(DATA EXTRACT Opens)
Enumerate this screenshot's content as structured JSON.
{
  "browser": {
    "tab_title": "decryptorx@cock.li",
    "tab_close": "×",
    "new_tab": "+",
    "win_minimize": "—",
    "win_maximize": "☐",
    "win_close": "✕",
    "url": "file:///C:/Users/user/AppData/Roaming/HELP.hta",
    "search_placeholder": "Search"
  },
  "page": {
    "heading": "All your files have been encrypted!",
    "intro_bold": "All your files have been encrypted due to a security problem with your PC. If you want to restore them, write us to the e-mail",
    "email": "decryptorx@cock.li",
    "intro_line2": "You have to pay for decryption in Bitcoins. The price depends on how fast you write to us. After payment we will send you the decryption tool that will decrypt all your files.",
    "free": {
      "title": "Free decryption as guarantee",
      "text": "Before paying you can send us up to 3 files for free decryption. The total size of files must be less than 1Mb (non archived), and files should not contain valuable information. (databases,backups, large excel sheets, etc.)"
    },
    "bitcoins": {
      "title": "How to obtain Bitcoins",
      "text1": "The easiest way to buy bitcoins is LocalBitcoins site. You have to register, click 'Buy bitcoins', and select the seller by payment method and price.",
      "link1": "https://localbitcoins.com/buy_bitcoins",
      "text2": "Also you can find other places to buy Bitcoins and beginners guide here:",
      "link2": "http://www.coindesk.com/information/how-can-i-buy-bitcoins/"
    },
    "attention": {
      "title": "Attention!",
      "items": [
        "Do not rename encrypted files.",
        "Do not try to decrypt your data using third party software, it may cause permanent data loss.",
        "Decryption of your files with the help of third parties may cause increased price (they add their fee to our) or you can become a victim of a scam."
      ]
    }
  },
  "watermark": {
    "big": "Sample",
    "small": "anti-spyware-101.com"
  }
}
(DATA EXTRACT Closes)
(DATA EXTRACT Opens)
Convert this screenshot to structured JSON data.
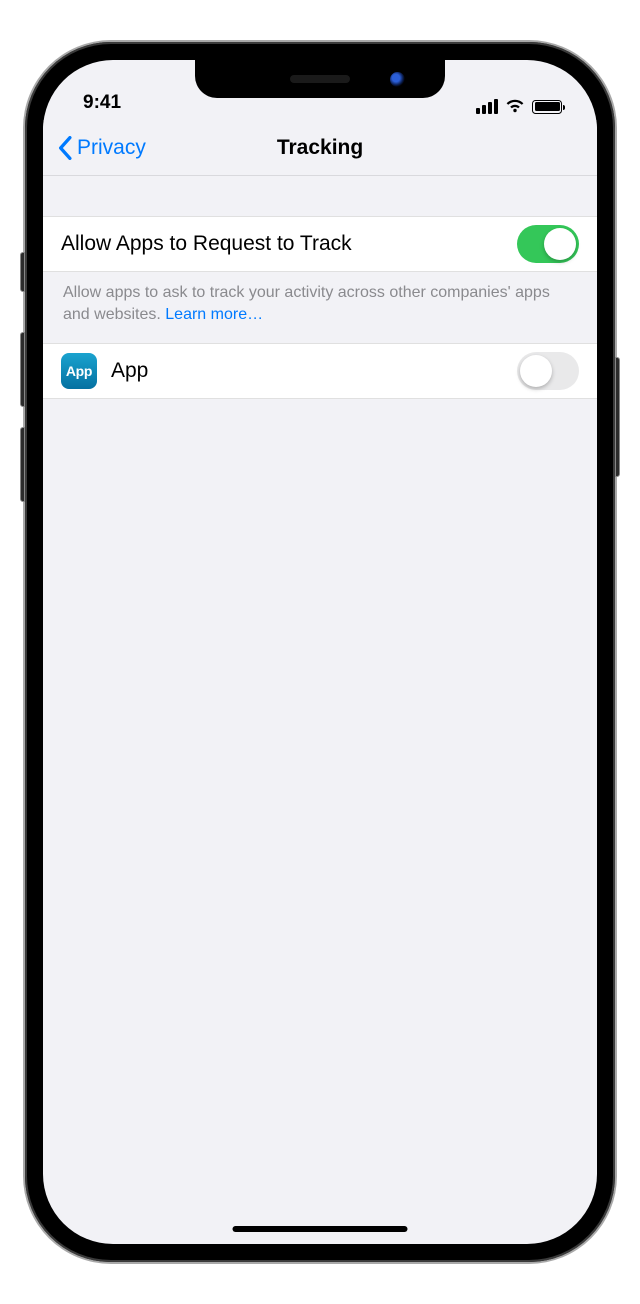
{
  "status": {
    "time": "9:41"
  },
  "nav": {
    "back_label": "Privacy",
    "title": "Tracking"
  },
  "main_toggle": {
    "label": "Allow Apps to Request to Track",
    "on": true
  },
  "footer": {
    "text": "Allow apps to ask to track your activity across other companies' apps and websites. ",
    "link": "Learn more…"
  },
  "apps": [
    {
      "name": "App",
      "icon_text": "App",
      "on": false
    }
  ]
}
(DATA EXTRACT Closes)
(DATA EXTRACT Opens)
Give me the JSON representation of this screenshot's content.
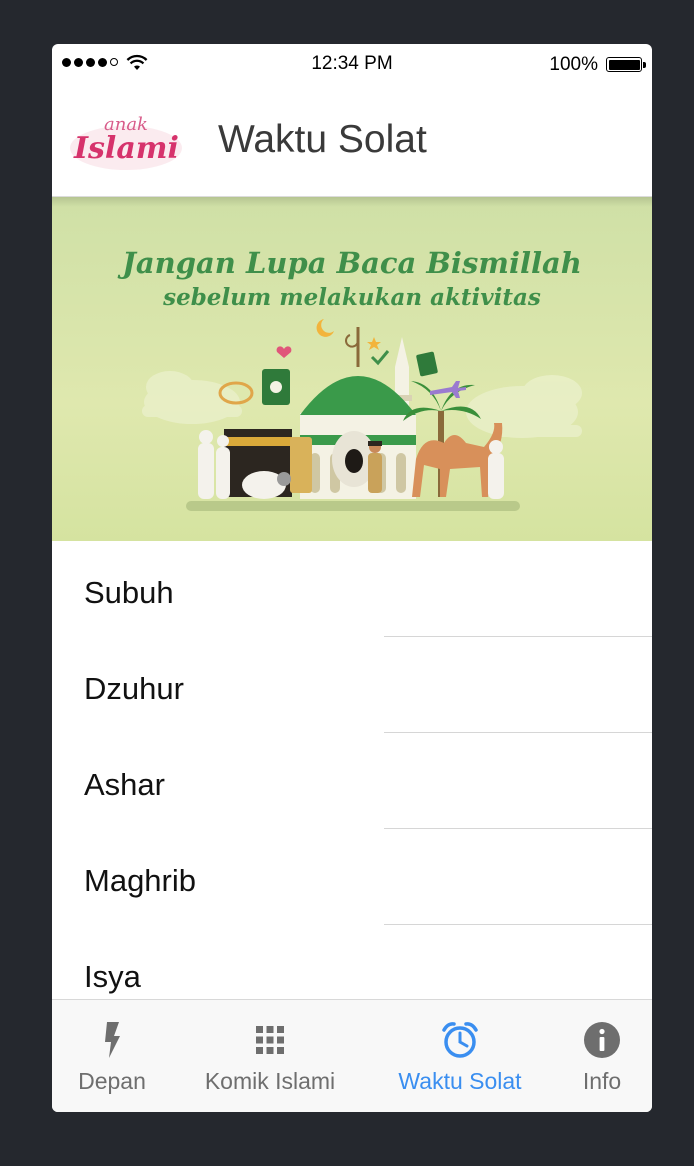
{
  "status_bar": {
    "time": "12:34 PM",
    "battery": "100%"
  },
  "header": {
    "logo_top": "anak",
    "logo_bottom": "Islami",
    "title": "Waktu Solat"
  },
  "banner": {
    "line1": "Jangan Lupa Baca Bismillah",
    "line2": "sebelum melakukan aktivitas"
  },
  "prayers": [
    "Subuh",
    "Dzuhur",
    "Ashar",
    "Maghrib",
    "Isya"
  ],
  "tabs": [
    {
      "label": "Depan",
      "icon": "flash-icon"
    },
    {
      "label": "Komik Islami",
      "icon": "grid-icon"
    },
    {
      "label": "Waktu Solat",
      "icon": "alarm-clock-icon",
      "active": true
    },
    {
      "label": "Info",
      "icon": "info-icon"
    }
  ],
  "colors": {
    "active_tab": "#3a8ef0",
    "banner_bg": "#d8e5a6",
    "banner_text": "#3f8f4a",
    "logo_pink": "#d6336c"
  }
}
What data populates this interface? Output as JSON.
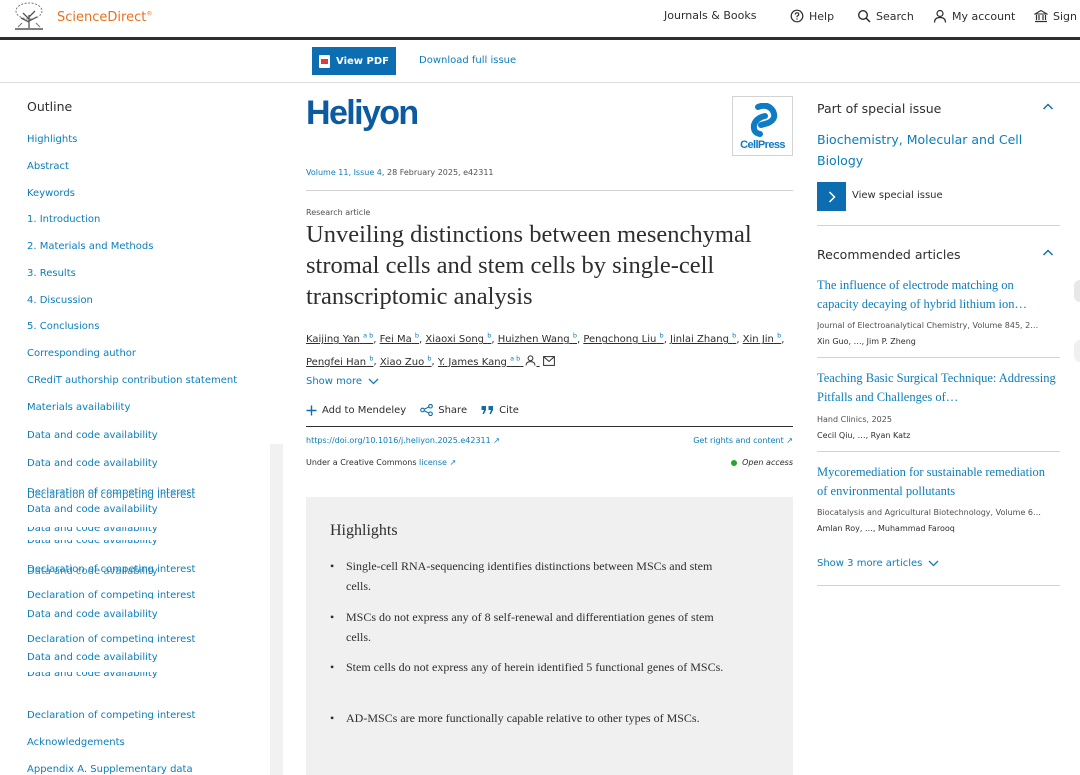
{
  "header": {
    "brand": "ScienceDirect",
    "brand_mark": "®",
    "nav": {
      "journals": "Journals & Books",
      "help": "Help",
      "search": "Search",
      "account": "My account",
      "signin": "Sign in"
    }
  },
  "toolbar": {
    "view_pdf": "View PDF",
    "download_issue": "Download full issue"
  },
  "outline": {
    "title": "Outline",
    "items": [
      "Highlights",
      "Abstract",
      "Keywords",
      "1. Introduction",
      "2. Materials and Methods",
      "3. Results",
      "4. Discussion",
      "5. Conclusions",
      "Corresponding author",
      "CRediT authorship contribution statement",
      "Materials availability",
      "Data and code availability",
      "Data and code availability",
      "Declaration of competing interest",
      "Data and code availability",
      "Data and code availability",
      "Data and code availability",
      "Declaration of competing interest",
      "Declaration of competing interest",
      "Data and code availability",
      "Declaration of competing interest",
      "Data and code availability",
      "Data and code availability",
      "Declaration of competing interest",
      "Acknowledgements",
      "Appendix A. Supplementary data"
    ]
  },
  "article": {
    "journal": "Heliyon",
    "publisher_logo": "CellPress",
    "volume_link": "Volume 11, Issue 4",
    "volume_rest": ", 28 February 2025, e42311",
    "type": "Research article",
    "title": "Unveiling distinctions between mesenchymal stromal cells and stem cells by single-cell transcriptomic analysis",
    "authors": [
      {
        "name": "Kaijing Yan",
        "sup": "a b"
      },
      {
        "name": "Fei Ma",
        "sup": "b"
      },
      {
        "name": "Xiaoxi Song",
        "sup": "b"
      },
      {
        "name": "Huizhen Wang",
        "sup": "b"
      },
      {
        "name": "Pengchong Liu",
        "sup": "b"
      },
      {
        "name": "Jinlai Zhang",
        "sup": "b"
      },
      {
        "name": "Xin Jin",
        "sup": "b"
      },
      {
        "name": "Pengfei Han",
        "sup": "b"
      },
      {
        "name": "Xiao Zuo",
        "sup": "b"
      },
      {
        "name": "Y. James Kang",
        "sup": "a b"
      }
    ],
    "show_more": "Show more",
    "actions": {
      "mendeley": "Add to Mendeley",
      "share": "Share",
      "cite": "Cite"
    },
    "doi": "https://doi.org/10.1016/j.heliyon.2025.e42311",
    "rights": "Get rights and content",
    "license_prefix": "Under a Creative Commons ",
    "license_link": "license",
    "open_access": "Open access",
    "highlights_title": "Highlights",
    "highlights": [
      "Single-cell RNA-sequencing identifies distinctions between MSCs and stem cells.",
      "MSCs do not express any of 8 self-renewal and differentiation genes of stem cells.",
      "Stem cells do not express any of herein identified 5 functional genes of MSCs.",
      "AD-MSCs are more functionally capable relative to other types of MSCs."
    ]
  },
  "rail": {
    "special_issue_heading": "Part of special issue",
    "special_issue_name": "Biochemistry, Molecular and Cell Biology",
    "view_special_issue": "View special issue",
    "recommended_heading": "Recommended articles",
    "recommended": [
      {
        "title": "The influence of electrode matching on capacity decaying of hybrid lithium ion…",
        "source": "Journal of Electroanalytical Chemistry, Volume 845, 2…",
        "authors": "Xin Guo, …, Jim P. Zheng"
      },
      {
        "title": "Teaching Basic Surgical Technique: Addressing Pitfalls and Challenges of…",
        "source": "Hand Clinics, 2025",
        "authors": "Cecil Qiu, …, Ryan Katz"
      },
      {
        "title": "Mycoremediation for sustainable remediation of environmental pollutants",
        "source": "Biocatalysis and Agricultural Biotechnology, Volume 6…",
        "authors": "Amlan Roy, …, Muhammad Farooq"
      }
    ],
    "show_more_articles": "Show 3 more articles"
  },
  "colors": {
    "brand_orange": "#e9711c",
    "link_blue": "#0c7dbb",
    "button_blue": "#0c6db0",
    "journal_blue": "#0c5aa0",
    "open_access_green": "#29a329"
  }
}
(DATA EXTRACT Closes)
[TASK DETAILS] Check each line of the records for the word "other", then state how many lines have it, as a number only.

[RESULT OF THE TASK] 3